"It really was in a lot of ways the flagship because it was the first energy loan guarantee by the administration and it was announced with great fanfare back in 2009," he said.
Solyndra got a $535 million loan from the federal government, the first in tens of billions of dollars in loans to green companies, which President Obama personally touted in a visit to the company last year.
But earlier this week, the FBI and the inspector general of the Energy Department raided the company's offices.
An outside investigation of the loan to Solyndra found that earlier this year, the company asked the federal government for more time to repay the loan, which resulted in a very unusual arrangement.
"As part of that agreement,” Greene said, "the Department of Energy was allowed to sit in on board meetings of Solyndra incorporated."
That suggests to Greene and others that the administration should have had some sense that the company, along with taxpayers' money, was in jeopardy.
"These are the key months in which Solyndra's fortunes really failed,” Greene said. “They really fell down, so it's important to hear from DOE on what did you see, what did you hear, did that raise alarm bells with you?"
The founder and other executives of the company contributed and raised large amounts of money for Obama. And they were cozy enough to visit the White House often.

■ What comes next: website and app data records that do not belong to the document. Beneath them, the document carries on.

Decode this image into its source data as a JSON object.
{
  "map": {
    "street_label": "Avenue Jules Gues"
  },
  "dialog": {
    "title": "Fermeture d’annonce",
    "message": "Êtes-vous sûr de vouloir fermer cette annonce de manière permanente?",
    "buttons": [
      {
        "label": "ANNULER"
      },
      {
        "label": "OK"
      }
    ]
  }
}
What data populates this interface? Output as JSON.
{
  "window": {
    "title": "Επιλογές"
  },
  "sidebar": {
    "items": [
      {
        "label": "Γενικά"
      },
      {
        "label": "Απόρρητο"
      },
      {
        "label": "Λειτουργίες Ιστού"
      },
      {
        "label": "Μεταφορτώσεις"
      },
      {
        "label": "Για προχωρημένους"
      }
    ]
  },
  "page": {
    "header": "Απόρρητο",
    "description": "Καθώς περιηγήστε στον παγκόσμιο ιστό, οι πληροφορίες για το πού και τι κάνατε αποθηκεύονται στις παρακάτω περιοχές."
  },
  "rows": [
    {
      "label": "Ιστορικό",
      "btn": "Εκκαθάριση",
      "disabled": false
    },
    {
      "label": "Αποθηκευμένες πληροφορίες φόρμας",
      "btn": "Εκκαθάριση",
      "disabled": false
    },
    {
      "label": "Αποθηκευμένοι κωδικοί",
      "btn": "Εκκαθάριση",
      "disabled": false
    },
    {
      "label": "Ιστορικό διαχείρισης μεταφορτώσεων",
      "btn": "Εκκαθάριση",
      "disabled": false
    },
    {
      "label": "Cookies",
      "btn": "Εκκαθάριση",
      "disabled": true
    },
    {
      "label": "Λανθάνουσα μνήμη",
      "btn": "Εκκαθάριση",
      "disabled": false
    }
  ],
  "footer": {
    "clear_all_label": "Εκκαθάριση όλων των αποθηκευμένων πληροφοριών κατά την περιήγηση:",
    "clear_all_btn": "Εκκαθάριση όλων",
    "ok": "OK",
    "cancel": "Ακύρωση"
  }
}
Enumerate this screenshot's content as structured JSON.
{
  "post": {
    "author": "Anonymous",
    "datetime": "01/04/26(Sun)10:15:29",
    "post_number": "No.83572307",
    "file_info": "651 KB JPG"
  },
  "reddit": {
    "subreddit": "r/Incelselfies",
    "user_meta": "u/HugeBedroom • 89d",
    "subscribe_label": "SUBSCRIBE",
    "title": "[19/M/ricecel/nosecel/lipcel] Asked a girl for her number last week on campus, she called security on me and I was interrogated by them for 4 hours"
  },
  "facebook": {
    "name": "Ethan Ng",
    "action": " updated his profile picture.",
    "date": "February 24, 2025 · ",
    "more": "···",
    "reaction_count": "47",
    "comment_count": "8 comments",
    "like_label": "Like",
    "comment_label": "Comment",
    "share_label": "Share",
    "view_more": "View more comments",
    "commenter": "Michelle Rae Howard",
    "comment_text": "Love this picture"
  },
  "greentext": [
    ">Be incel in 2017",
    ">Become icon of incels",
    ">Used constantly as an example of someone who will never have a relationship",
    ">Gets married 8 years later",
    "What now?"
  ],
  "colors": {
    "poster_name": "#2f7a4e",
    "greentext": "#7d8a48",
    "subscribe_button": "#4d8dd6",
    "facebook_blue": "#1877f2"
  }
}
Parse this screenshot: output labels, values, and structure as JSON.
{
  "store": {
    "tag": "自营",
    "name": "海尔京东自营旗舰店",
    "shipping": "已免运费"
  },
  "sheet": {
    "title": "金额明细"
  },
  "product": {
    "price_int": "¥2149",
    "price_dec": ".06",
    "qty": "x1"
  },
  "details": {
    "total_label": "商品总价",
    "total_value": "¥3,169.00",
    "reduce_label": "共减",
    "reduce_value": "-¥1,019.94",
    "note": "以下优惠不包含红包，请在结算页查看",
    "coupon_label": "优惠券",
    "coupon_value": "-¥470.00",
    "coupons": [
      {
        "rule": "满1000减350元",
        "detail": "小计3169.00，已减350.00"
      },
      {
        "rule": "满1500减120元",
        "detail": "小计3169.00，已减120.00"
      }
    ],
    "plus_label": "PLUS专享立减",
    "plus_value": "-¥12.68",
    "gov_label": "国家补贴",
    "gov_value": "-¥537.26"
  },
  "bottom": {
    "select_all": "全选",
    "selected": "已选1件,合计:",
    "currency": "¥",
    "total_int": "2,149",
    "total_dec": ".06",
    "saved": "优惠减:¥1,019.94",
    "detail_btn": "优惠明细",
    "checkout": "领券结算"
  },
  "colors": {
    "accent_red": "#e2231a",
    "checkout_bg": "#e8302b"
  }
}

"It appears to be at least 20 times,” said Stearns. "So what were they doing at the White House?"
If the White House was objective about the company, he asks, why was it so intimately involved with the company's executives? And why, Stearns and a congressional committee want to know, are hedge funds first in line to get their money back before the taxpayers?
"It's a very unusual arrangement,” Stearns said. "I think the Department of Energy has to tell us how they could do this and whether it is, shall we say, breaking the law."
A House committee has subpoenaed the chief executive officer of the company to testify next week. The investigation of Solyndra along with tens of billions of dollars in loans to other green ventures is only beginning.